Florida Republicans more likely to believe vaccine misinformation, less likely to get boosters

Illustration of a scale on top of a syringe

Illustration: Sarah Grillo/Axios

The FDA approved a new round of COVID-19 vaccines this week. But a recent survey suggests Floridians' choice to get the booster shot will likely be divided along party lines.

Why it matters: The survey, conducted by the University of South Florida and Florida Atlantic University, comes as infections across the state and the nation ticked up in recent weeks.

  • Earlier research also found Republicans experienced a "significantly higher" rate of excess deaths than Democrats in Florida, citing "well-documented" differences in vaccination attitudes.

Zoom in: Researchers conducted a statewide survey among Florida residents in August to gauge perspectives on several health policy topics, notably those linked to misinformation surrounding vaccines.

  • They found that Republicans were more likely than Democrats to express "some degree of belief" in false statements taken from the CDC's public guidance on vaccine-related misinformation.
  • 50% of Republicans said they believe that COVID-19 vaccines can make you sick — and nearly 70% believe that getting sick with COVID-19 provides better immunity than getting vaccinated.

Meanwhile, Democrats were significantly more willing to receive boosters and less likely to believe vaccine-related misinformation.

What they're saying: "We've seen this from day one," Stephen Neely, an associate professor at the University of South Florida and one of the survey's authors, told Axios. "We hoped it would get better. But it hasn't."

  • "Those early days got people in a mindset that this was a political issue," he said. "And so they look to political thought leaders for cues, and we've never really gotten past that."

The big picture: Throughout the pandemic, Gov. Ron DeSantis railed against mitigation efforts intended to curb the spread of the virus. In a recent news release, he boasted that Florida "led the nation in bucking the CDC."

  • "We did not and will not allow the dystopian visions of paranoid hypochondriacs to control our health policies," DeSantis said. He's also falsely claimed boosters could increase one's chance of contracting the virus.

Aubrey Jewett, a University of Central Florida political science professor and longtime Florida politics observer, told Axios that DeSantis' leadership "impacted the way a lot of Republicans feel about the virus."

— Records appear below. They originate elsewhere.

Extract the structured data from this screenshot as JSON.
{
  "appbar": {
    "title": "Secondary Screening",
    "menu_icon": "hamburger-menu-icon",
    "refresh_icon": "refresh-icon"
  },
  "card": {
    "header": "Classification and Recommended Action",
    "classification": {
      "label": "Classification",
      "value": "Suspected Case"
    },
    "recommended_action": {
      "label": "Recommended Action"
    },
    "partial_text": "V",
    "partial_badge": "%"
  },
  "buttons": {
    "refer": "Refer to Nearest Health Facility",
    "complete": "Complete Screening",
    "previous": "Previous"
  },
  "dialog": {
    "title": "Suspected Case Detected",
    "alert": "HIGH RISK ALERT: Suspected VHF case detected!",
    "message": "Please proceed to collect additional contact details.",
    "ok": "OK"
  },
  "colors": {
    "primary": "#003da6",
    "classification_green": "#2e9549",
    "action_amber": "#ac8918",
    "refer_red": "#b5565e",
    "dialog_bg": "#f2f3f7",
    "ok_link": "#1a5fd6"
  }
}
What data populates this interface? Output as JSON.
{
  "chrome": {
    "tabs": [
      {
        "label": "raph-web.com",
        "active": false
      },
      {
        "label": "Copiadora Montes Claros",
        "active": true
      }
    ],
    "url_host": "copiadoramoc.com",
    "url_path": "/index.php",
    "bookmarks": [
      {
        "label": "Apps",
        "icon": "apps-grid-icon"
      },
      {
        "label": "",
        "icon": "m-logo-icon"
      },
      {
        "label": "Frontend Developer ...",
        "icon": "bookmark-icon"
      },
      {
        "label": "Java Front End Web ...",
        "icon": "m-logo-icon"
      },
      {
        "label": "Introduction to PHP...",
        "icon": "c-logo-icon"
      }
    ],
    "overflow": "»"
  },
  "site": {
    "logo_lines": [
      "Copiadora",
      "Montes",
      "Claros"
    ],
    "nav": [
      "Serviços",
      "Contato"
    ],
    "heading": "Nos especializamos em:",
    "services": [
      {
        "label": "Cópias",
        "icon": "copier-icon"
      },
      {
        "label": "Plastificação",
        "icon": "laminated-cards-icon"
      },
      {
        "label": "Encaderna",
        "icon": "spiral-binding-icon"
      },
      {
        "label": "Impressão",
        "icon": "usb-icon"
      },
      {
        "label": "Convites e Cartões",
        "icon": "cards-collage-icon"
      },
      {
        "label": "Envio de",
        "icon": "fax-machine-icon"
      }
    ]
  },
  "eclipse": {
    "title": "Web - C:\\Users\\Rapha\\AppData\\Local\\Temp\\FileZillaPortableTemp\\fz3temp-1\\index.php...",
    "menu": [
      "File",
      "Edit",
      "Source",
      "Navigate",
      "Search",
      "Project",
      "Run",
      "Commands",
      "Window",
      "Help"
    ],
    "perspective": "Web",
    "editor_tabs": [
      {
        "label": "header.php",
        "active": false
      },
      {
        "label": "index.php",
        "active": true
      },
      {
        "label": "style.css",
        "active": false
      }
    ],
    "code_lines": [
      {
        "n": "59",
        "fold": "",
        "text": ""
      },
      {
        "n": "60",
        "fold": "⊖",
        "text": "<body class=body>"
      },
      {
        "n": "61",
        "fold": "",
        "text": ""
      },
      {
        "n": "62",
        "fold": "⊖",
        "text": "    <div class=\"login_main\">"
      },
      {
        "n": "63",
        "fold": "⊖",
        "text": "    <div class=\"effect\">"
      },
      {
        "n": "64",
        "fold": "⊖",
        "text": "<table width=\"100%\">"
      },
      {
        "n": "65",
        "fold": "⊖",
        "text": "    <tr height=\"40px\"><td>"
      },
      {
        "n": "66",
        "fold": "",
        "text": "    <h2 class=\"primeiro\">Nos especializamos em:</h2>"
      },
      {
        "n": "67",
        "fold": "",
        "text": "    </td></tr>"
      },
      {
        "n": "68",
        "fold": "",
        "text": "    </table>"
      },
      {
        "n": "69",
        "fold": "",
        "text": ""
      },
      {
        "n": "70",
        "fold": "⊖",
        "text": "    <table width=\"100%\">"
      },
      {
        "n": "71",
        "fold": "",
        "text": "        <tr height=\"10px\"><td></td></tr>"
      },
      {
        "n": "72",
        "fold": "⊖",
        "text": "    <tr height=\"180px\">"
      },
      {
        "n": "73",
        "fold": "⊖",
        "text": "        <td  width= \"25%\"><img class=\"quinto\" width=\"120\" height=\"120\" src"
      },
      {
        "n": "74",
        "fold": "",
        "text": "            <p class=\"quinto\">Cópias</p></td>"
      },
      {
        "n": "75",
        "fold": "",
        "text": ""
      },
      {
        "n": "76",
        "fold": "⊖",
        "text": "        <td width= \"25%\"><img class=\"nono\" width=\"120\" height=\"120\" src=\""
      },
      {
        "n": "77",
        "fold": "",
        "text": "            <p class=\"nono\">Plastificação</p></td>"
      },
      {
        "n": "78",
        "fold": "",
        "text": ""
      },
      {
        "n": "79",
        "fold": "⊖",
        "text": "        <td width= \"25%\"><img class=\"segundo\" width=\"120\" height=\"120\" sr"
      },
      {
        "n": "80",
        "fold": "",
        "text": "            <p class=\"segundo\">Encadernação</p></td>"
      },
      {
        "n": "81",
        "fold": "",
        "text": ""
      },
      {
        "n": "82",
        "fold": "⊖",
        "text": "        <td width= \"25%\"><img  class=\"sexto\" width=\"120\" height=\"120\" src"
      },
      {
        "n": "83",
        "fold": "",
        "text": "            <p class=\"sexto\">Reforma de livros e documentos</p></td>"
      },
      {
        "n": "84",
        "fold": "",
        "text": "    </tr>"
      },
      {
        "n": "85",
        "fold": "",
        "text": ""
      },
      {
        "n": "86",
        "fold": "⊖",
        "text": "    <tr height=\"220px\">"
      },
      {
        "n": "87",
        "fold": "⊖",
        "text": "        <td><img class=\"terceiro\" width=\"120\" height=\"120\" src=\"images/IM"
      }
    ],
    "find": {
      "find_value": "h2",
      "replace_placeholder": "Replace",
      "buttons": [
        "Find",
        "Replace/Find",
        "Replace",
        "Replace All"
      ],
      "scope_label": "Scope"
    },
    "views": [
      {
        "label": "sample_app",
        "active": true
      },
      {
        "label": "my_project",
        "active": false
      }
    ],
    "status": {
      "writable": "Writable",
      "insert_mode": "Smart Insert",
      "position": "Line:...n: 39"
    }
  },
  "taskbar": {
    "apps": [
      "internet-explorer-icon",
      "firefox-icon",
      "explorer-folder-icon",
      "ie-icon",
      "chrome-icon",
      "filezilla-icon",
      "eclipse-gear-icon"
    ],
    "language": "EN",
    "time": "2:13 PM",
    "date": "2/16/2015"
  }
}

  • The governor's messaging really "resonates and influences a lot of Republican voters," he said.

Of note: The survey featured 600 respondents of various educational backgrounds, party affiliations, ages, races and genders to create a "representative sample" of the state.


Get more local stories in your inbox with Axios Tampa Bay.

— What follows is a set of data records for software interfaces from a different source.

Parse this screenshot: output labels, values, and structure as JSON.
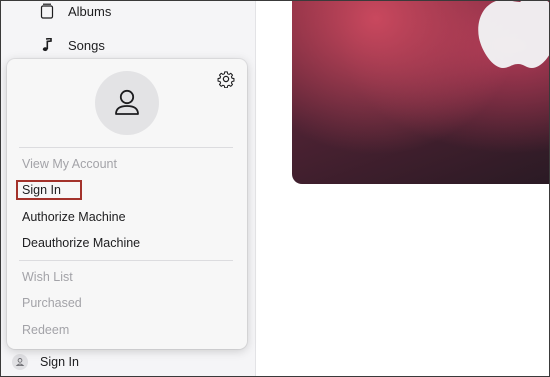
{
  "sidebar": {
    "items": [
      {
        "label": "Albums",
        "icon": "album-icon"
      },
      {
        "label": "Songs",
        "icon": "music-note-icon"
      }
    ],
    "account_button": {
      "label": "Sign In",
      "icon": "person-icon"
    }
  },
  "account_popover": {
    "avatar_icon": "person-icon",
    "settings_icon": "gear-icon",
    "items": [
      {
        "label": "View My Account",
        "enabled": false
      },
      {
        "label": "Sign In",
        "enabled": true,
        "highlighted": true
      },
      {
        "label": "Authorize Machine",
        "enabled": true
      },
      {
        "label": "Deauthorize Machine",
        "enabled": true
      },
      {
        "label": "Wish List",
        "enabled": false
      },
      {
        "label": "Purchased",
        "enabled": false
      },
      {
        "label": "Redeem",
        "enabled": false
      }
    ]
  },
  "colors": {
    "highlight_border": "#a3322b",
    "disabled_text": "#a3a3a8",
    "enabled_text": "#1d1d1f",
    "hero_accent": "#c9485e"
  }
}
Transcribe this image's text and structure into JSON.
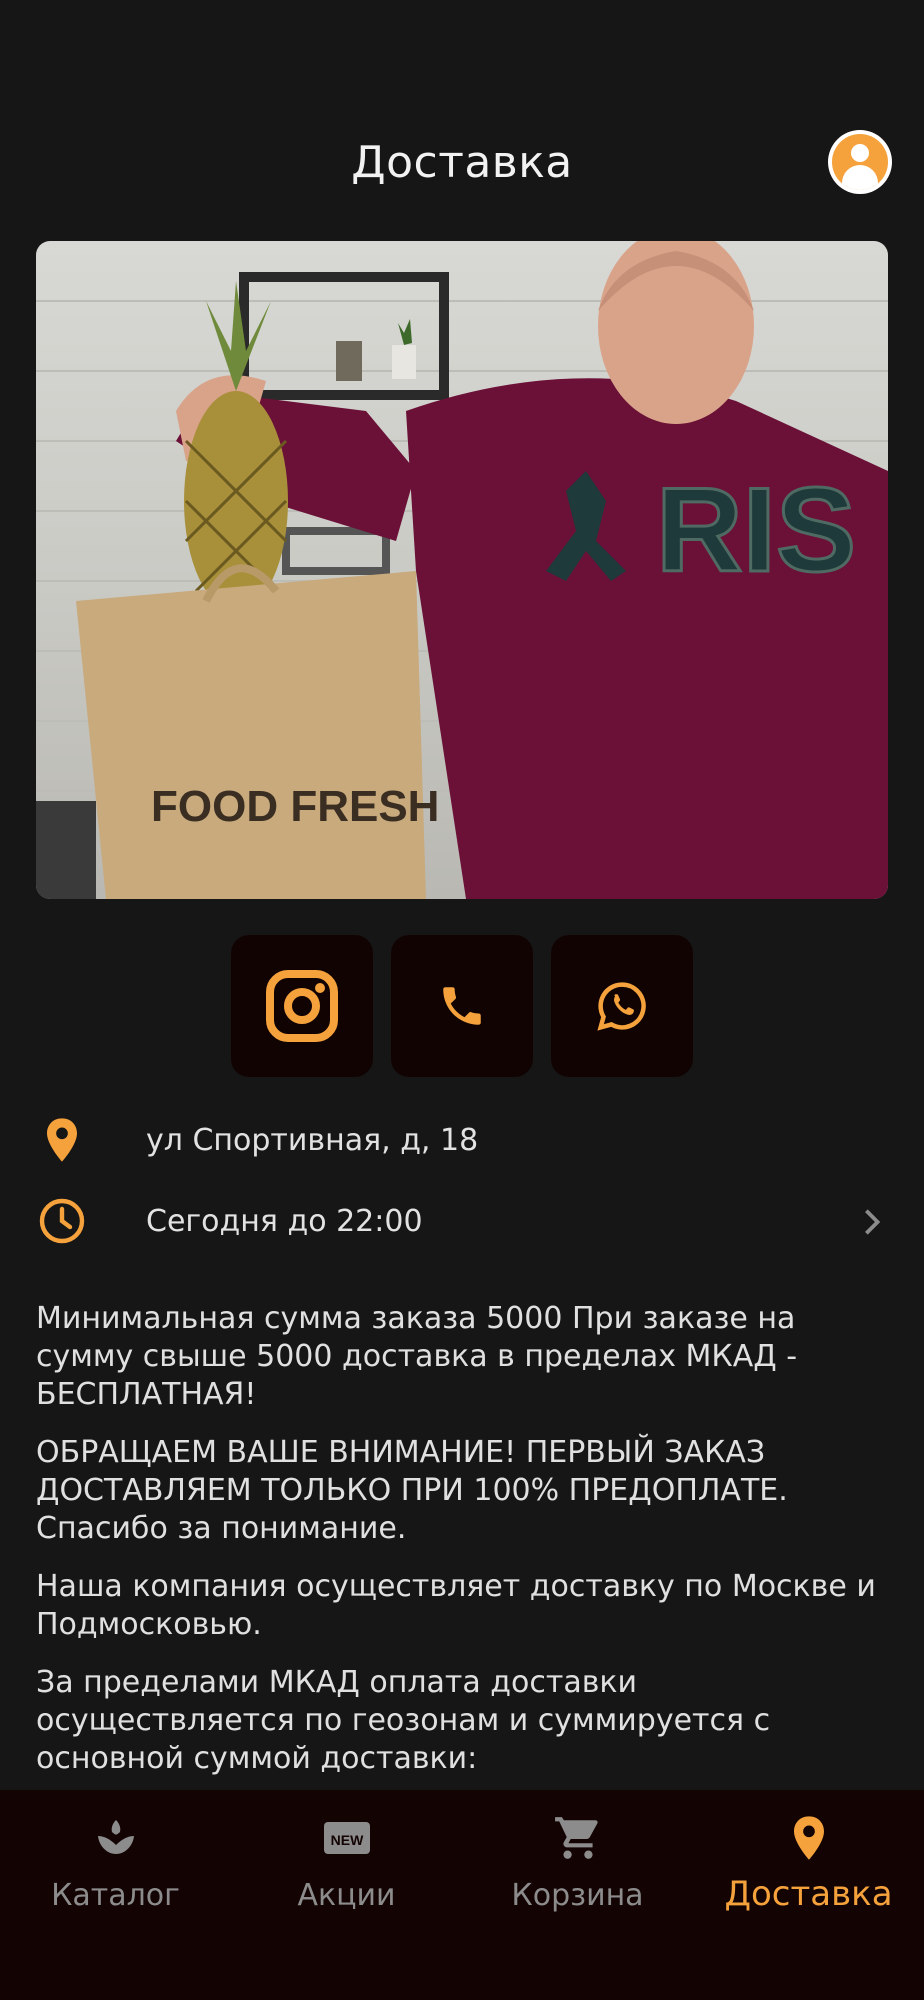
{
  "header": {
    "title": "Доставка"
  },
  "hero": {
    "bag_text": "FOOD FRESH"
  },
  "contacts": {
    "instagram_icon": "instagram-icon",
    "phone_icon": "phone-icon",
    "whatsapp_icon": "whatsapp-icon"
  },
  "info": {
    "address": "ул Спортивная, д, 18",
    "hours": "Сегодня до 22:00"
  },
  "description": [
    "Минимальная сумма заказа 5000 При заказе на сумму свыше 5000 доставка в пределах МКАД - БЕСПЛАТНАЯ!",
    "ОБРАЩАЕМ ВАШЕ ВНИМАНИЕ! ПЕРВЫЙ ЗАКАЗ ДОСТАВЛЯЕМ ТОЛЬКО ПРИ 100% ПРЕДОПЛАТЕ. Спасибо за понимание.",
    "Наша компания осуществляет доставку по Москве и Подмосковью.",
    "За пределами МКАД оплата доставки осуществляется по геозонам и суммируется с основной суммой доставки:"
  ],
  "tabs": [
    {
      "label": "Каталог",
      "icon": "catalog-icon",
      "active": false
    },
    {
      "label": "Акции",
      "icon": "new-badge-icon",
      "active": false
    },
    {
      "label": "Корзина",
      "icon": "cart-icon",
      "active": false
    },
    {
      "label": "Доставка",
      "icon": "location-pin-icon",
      "active": true
    }
  ],
  "colors": {
    "accent": "#f5a23c",
    "background": "#161616",
    "tabbar": "#130303",
    "inactive": "#8c8c8c"
  }
}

Support local journalism by becoming a member.

Learn more

More Tampa Bay stories

No stories could be found

Tampa Baypostcard

Get a free daily digest of the most important news in your backyard with Axios Tampa Bay.


Support local journalism by becoming a member.

Learn more